Light is the only salvation from the rat hordes, and Amicia uses this to again pass another milestone in the loss of innocence. Humans will carry lamps around with them to stave off the rats, but if you can shatter them with a well-placed rock, they'll be overwhelmed and eaten alive in mere seconds. The first time Amicia does this, it's genuinely horrifying, but it also makes a grim kind of sense. The sheer need to survive, especially in the face of a ravening plague of rats, will necessarily lead to horrific acts like sacrificing some poor villager to the swarm.
The final villain of this piece is a power-hungry Roman Catholic bishop named Vitalis Bénévent. Leading his congregation like a god himself, he spends the entire course of A Plague Tale attempting to control the rodent flood, which is connected to Hugo's condition. It's apparent that A Plague Tale wishes to depict mainstream religion as a kind of cult; or at least the twisted version led by Bénévent. Hooded figures wander the grounds with black marks on their faces, burning books in piles and using the rats to torture anyone who opposes them in dungeons. Anyone who isn't converted is slaughtered until only the true believers remain. A Plague Tale shows us how religion can easily be turned and weaponized against those who come to it seeking salvation with open arms.
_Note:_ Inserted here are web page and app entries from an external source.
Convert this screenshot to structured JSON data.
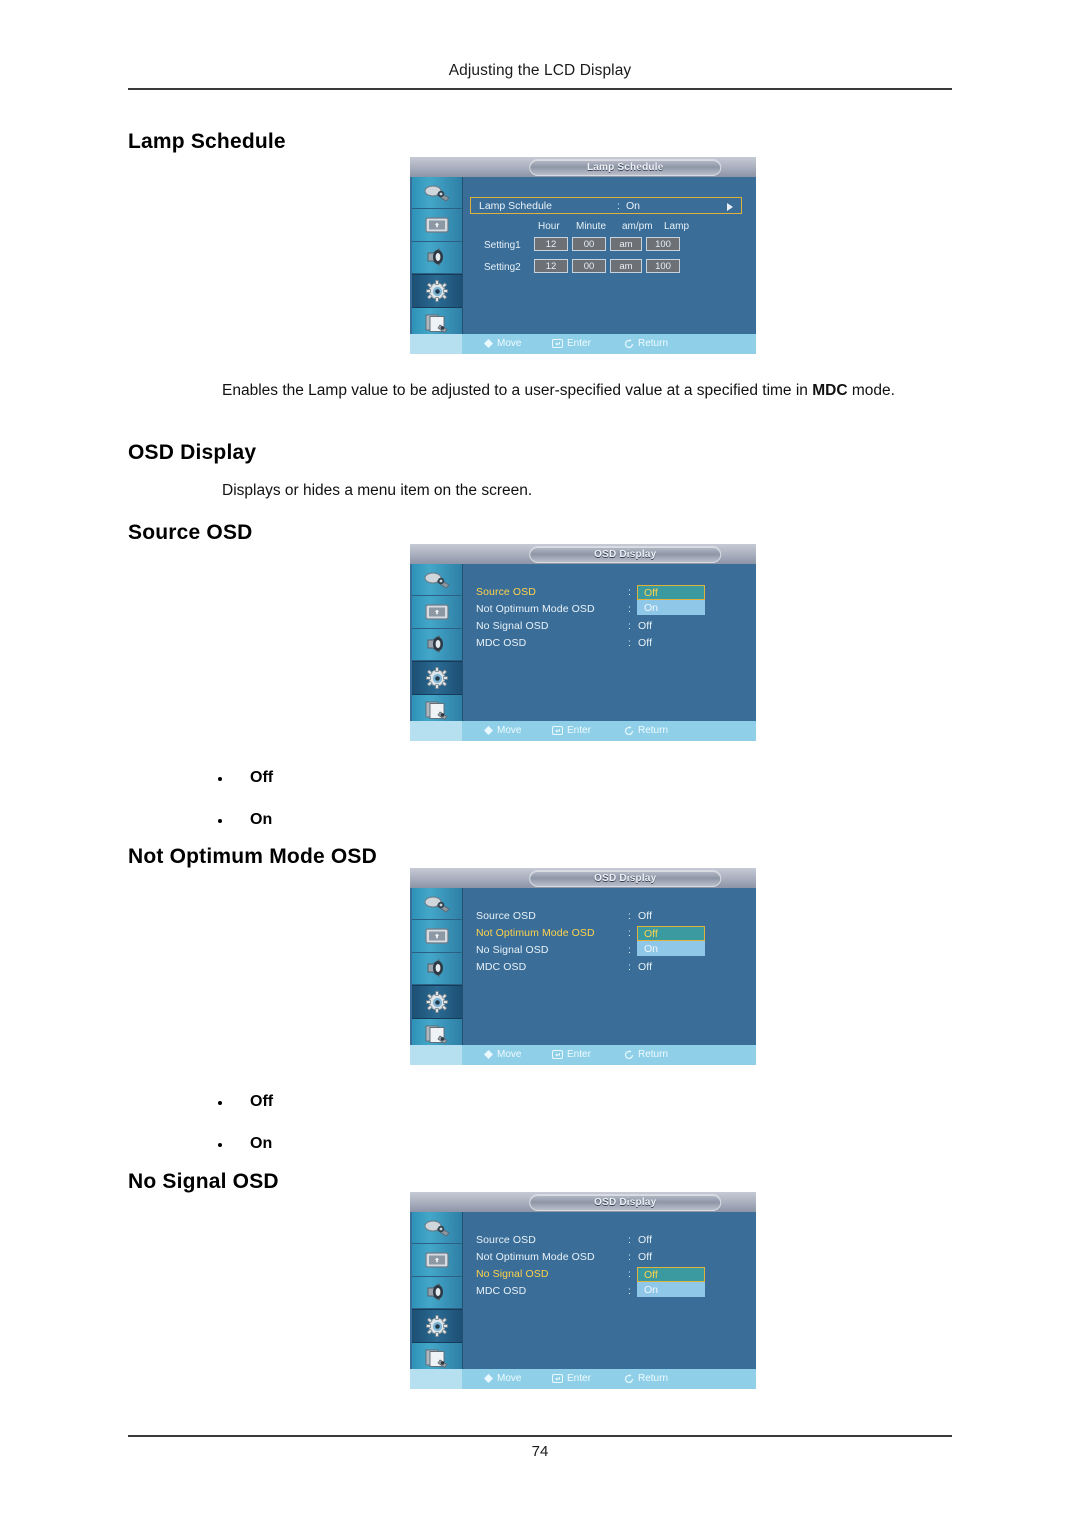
{
  "document": {
    "running_header": "Adjusting the LCD Display",
    "page_number": "74"
  },
  "sections": [
    {
      "id": "lamp_schedule",
      "heading": "Lamp Schedule",
      "body_text": "Enables the Lamp value to be adjusted to a user-specified value at a specified time in MDC mode."
    },
    {
      "id": "osd_display",
      "heading": "OSD Display",
      "body_text": "Displays or hides a menu item on the screen."
    },
    {
      "id": "source_osd",
      "heading": "Source OSD"
    },
    {
      "id": "not_optimum_mode_osd",
      "heading": "Not Optimum Mode OSD"
    },
    {
      "id": "no_signal_osd",
      "heading": "No Signal OSD"
    }
  ],
  "bullet_options": [
    "Off",
    "On"
  ],
  "osd_common": {
    "nav": {
      "move": "Move",
      "enter": "Enter",
      "return": "Return"
    },
    "sidebar_icons": [
      "picture-icon",
      "screen-icon",
      "sound-icon",
      "setup-gear-icon",
      "multi-control-icon"
    ],
    "colors": {
      "panel_bg": "#3a6e98",
      "sidebar": "#2e92b8",
      "highlight_border": "#e0b23c",
      "highlight_text": "#ffd24a",
      "nav_bar": "#8fd0e8",
      "selected_option_bg": "#3b9aa0",
      "alt_option_bg": "#8fc7e8"
    }
  },
  "osd_lamp_schedule": {
    "title": "Lamp Schedule",
    "row": {
      "label": "Lamp Schedule",
      "colon": ":",
      "value": "On"
    },
    "table": {
      "headers": [
        "Hour",
        "Minute",
        "am/pm",
        "Lamp"
      ],
      "rows": [
        {
          "label": "Setting1",
          "values": [
            "12",
            "00",
            "am",
            "100"
          ]
        },
        {
          "label": "Setting2",
          "values": [
            "12",
            "00",
            "am",
            "100"
          ]
        }
      ]
    }
  },
  "osd_source": {
    "title": "OSD Display",
    "rows": [
      {
        "label": "Source OSD",
        "colon": ":",
        "value": "Off",
        "active": true
      },
      {
        "label": "Not Optimum Mode OSD",
        "colon": ":",
        "value": "On",
        "active": false
      },
      {
        "label": "No Signal OSD",
        "colon": ":",
        "value": "Off",
        "active": false
      },
      {
        "label": "MDC OSD",
        "colon": ":",
        "value": "Off",
        "active": false
      }
    ],
    "dropdown": {
      "selected": "Off",
      "other": "On",
      "attached_row": 0
    }
  },
  "osd_not_optimum": {
    "title": "OSD Display",
    "rows": [
      {
        "label": "Source OSD",
        "colon": ":",
        "value": "Off",
        "active": false
      },
      {
        "label": "Not Optimum Mode OSD",
        "colon": ":",
        "value": "Off",
        "active": true
      },
      {
        "label": "No Signal OSD",
        "colon": ":",
        "value": "On",
        "active": false
      },
      {
        "label": "MDC OSD",
        "colon": ":",
        "value": "Off",
        "active": false
      }
    ],
    "dropdown": {
      "selected": "Off",
      "other": "On",
      "attached_row": 1
    }
  },
  "osd_no_signal": {
    "title": "OSD Display",
    "rows": [
      {
        "label": "Source OSD",
        "colon": ":",
        "value": "Off",
        "active": false
      },
      {
        "label": "Not Optimum Mode OSD",
        "colon": ":",
        "value": "Off",
        "active": false
      },
      {
        "label": "No Signal OSD",
        "colon": ":",
        "value": "Off",
        "active": true
      },
      {
        "label": "MDC OSD",
        "colon": ":",
        "value": "On",
        "active": false
      }
    ],
    "dropdown": {
      "selected": "Off",
      "other": "On",
      "attached_row": 2
    }
  }
}
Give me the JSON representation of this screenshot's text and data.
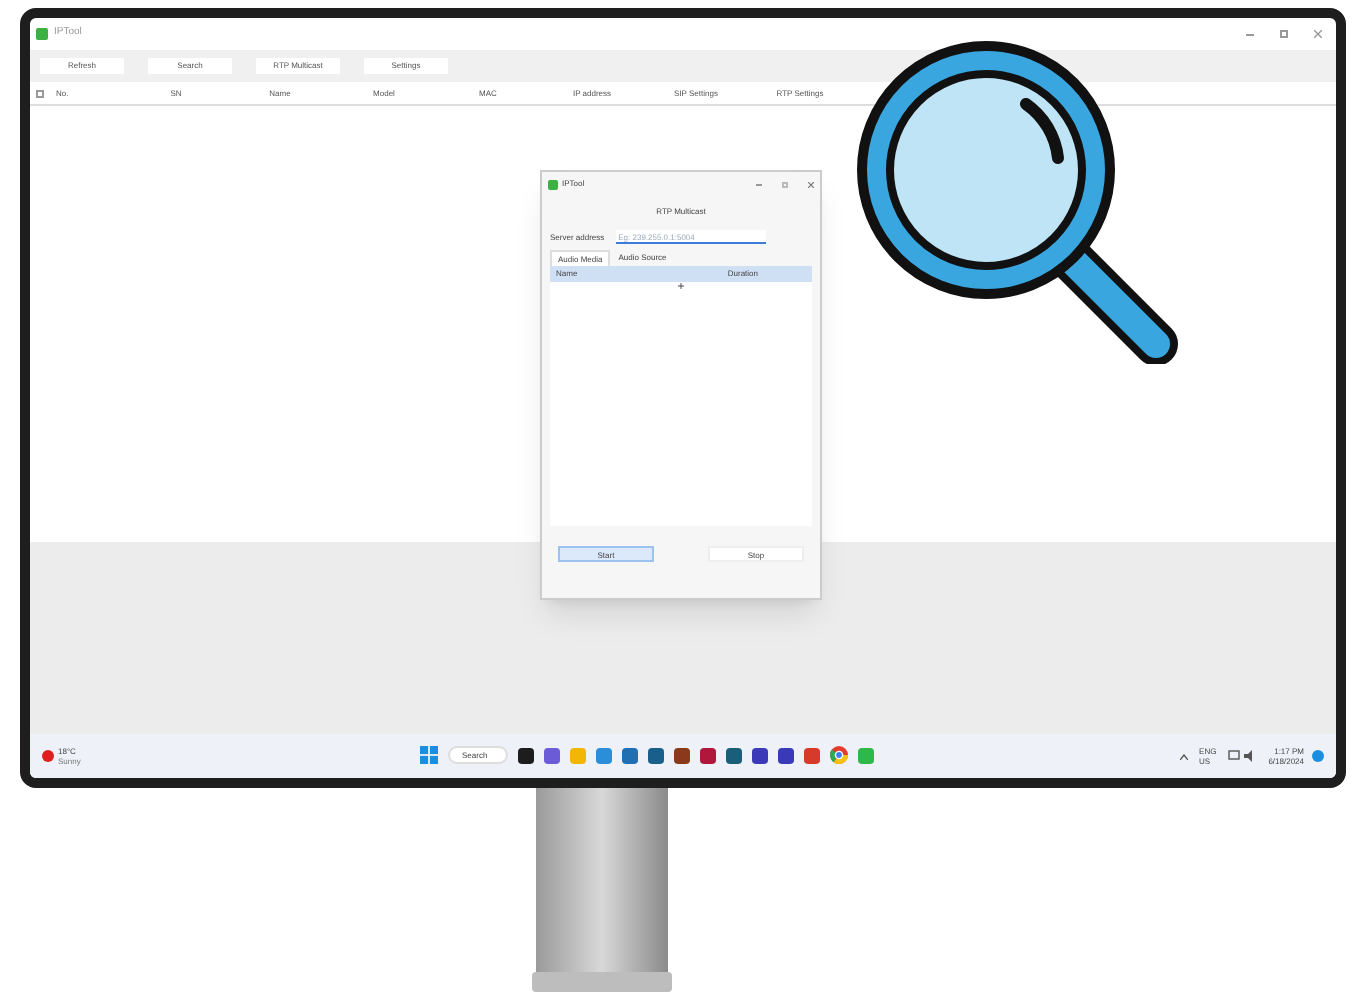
{
  "window": {
    "title": "IPTool"
  },
  "toolbar": [
    "Refresh",
    "Search",
    "RTP Multicast",
    "Settings"
  ],
  "table": {
    "select_all_checked": false,
    "columns": [
      "No.",
      "SN",
      "Name",
      "Model",
      "MAC",
      "IP address",
      "SIP Settings",
      "RTP Settings"
    ]
  },
  "dialog": {
    "title": "IPTool",
    "heading": "RTP Multicast",
    "server_label": "Server address",
    "server_placeholder": "Eg: 239.255.0.1:5004",
    "tabs": [
      {
        "label": "Audio Media",
        "selected": true
      },
      {
        "label": "Audio Source",
        "selected": false
      }
    ],
    "columns": [
      "Name",
      "Duration"
    ],
    "add": "+",
    "buttons": [
      {
        "label": "Start",
        "kind": "primary"
      },
      {
        "label": "Stop",
        "kind": "secondary"
      }
    ]
  },
  "taskbar": {
    "weather": [
      "18°C",
      "Sunny"
    ],
    "search": "Search",
    "tray": [
      "ENG",
      "US"
    ],
    "clock": [
      "1:17 PM",
      "6/18/2024"
    ]
  }
}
In one of A Plague Tale's most shocking moments, Bénévent eventually murders his entire congregation with the flesh-eating horde of rodents in his control. Even if the bishop's been depicted as a mad zealot the entire game, cackling about world domination through his newfound supernatural abilities, having all his followers devoured during prayer is nonetheless a huge step towards a new level of insanity.
A Plague Tale is a truly unique horror experience. It's one that isn't afraid to relentlessly pelt its characters with increasing terrifying and horrific scenarios, but crucially lets them grow from each encounter. It's a journey that proves there's multiple layers of innocence to be lost, and losing oneself can be tied to more than just a singular incident.
Asobo's story of a plague-ridden rural France will stay with me for a long time to come. The tight stealth gameplay always requires you to think on your feet and react to ever-changing environments and dangers around you, especially when your constant goal is protecting Hugo at all costs. There's so many tricks and tools to utilize, but it never loses the sense of dread and survival at all costs.
I'll remember A Plague Tale: Innocence for being incredibly bold in its storytelling. I'll remember it for its brutal and haunting opening, and I'll remember it for the devouring of the dog that serves as a sign of things to come. I'll remember it for Amicia especially, a character who proves losing innocence isn't as simple as just taking a life and accepting a new reality. And god, I'll remember it for its evisceration of religion; showing how easily innocent believers can be taken advantage of by those who have only their own interests at heart.
A Plague Tale: Innocence deserves to be remembered as one of single best horror games of the last decade. It flew relatively under the radar when it released back in May 2019, but with a lot more time on our hands these days, I'd urge anyone who hasn't experienced Asobo's game to go back and try it out on its one-year anniversary.